Gordon Parks was first described to me as a renaissance man for his enduring and unfailing talent behind a lens. I think in those terms adding to this moniker Renaissance Alien would not be incorrect. There are certain people in this world in which there is no other possible recourse but to name […]
“Arbus reveals the powerful ability of photography to lie, but also it is a testimony of how the lie is not mere betrayal, but a far-reaching human necessity to escape factual reality, the human urge to create and believe in stories, to draw mythical worlds and the inter-subjective life’s alternative narrative.” Imaginary lives, compulsive […]
A Young Man in Curlers at Home on West 20th Street (N.Y.C. 1966) Arbus uses a strong flash to create a high-contrast photograph in “A Young Man in Curlers at Home on West 20th Street,” which is representative of the strong, conflicting ideologies of Americans in the 1960s. The man’s face is stark white compared […]
Tthe more cultures and countries you get exposed to, the more you see that people are alike. We are all the same.” Marc Riboud
“I mean there was that twenty-minute experience of thinking, well, all my life has been wasted but this is marvellous…” – Franz Kline
“I was 28-years-old when I took my first photo, and it felt good.”
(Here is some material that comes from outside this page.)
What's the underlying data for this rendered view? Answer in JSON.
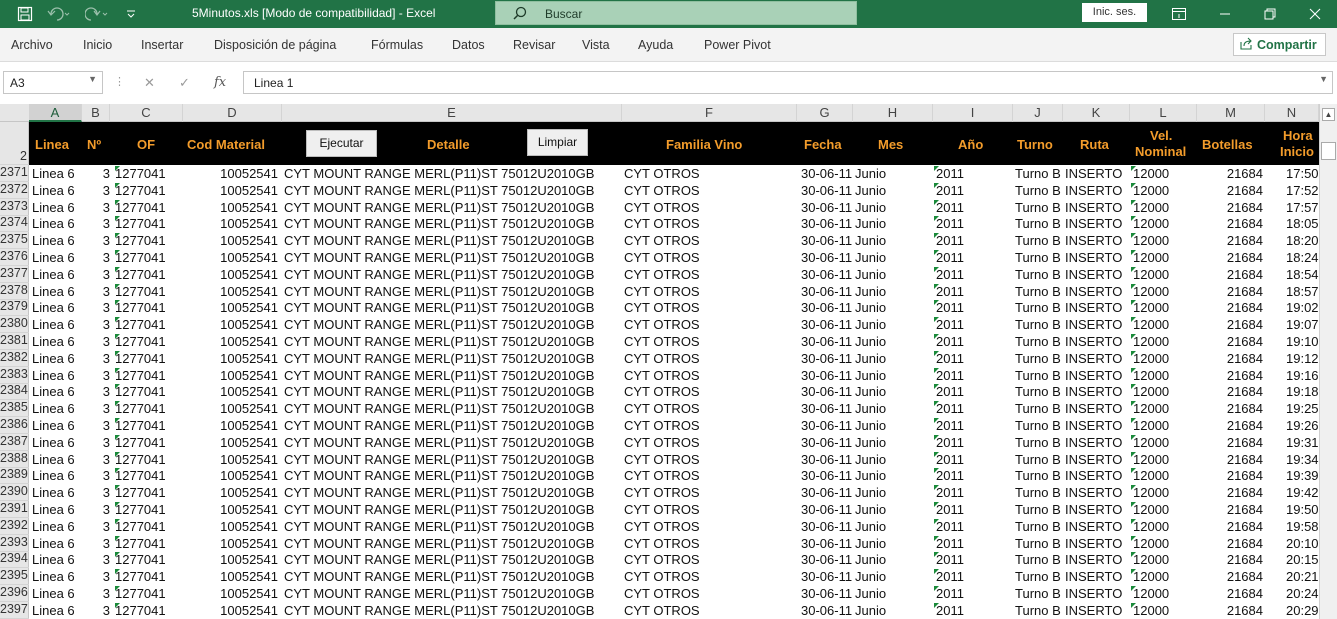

The Montgomery County Alabama Sheriff’s Office discovered arrest logs and photographs from the time of the Montgomery Bus Boycott (1955-56) and the Freedom Rides (1961).
There are almost no humans in Wender’s photos. I almost forget there’s a human behind the camera in a way that would never happen with other road trip photographers.
The photographer once stated dryly that the centripetal composition of all of his pictures was based on the Confederate Flag.
Dutch photographer and filmmaker Ed van der Elsken relocated to Paris in 1950. There he found a bohemian group and began closely following and photographing their everyday movements, intertwining fiction and reality in a new genre of photography book. The book focuses on the Left Bank of Paris at the time when the area was […]
“There is a sense in which this kind of photography involves taking something from people without giving them something in return.”
Eggleston brought MoMA around eight carousels of slides made around 1970 from which Szarkowski chose seventy-five for the exhibition and, of those, forty-eight for publication in the Guide.